- _Requirement_
Filter the listing below, keeping only the lines with the word "ENABLE".

Content starts

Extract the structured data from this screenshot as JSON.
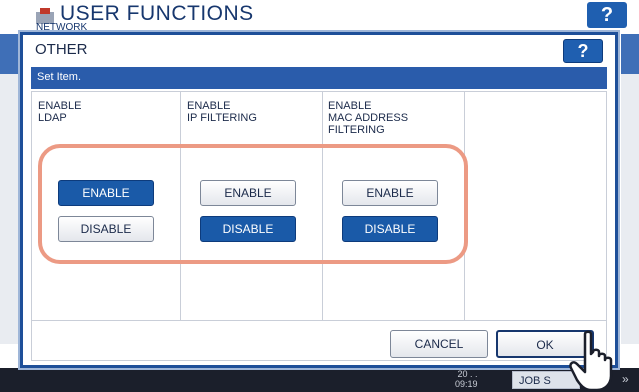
{
  "background": {
    "title": "USER FUNCTIONS",
    "subtitle": "NETWORK",
    "help_label": "?",
    "time": "09:19",
    "date_partial": "20 . . ",
    "job_label": "JOB S",
    "arrow": "»"
  },
  "dialog": {
    "title": "OTHER",
    "help_label": "?",
    "bar_text": "Set Item.",
    "columns": [
      {
        "label": "ENABLE\nLDAP",
        "enable_label": "ENABLE",
        "disable_label": "DISABLE",
        "selected": "ENABLE"
      },
      {
        "label": "ENABLE\nIP FILTERING",
        "enable_label": "ENABLE",
        "disable_label": "DISABLE",
        "selected": "DISABLE"
      },
      {
        "label": "ENABLE\nMAC ADDRESS\nFILTERING",
        "enable_label": "ENABLE",
        "disable_label": "DISABLE",
        "selected": "DISABLE"
      }
    ],
    "cancel_label": "CANCEL",
    "ok_label": "OK"
  },
  "colors": {
    "accent": "#1a5aa8",
    "highlight": "#ec9a84"
  }
}
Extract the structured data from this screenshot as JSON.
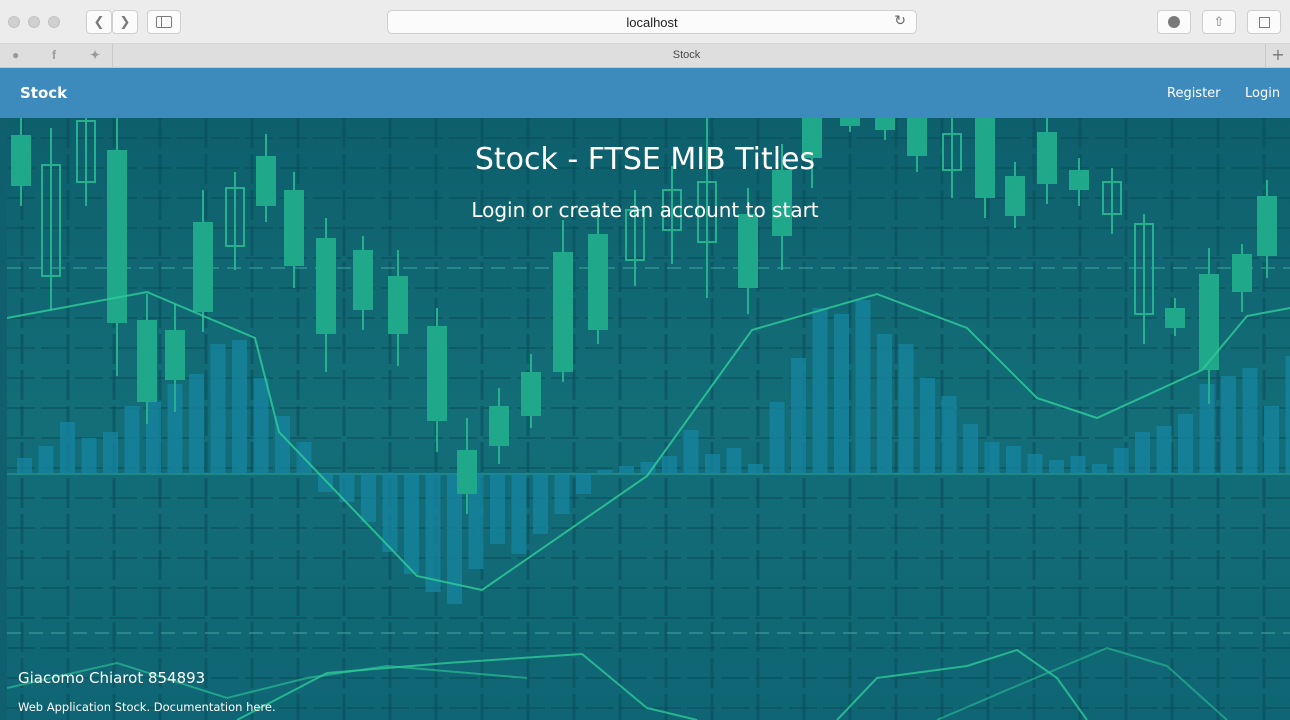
{
  "browser": {
    "address": "localhost",
    "tab_title": "Stock",
    "icons": [
      "back-icon",
      "forward-icon",
      "sidebar-icon",
      "reload-icon",
      "download-icon",
      "share-icon",
      "tabs-icon",
      "apple-icon",
      "facebook-icon",
      "twitter-icon",
      "plus-icon"
    ]
  },
  "navbar": {
    "brand": "Stock",
    "register": "Register",
    "login": "Login",
    "color": "#3d8bbd"
  },
  "hero": {
    "title": "Stock - FTSE MIB Titles",
    "subtitle": "Login or create an account to start"
  },
  "footer": {
    "author": "Giacomo Chiarot 854893",
    "doc": "Web Application Stock. Documentation here."
  },
  "colors": {
    "candle": "#1fa98a",
    "background": "#0f5f6e"
  }
}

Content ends

- _Task output_
        "label": "ENABLE\nLDAP",
        "enable_label": "ENABLE",
        "selected": "ENABLE"
        "label": "ENABLE\nIP FILTERING",
        "enable_label": "ENABLE",
        "label": "ENABLE\nMAC ADDRESS\nFILTERING",
        "enable_label": "ENABLE",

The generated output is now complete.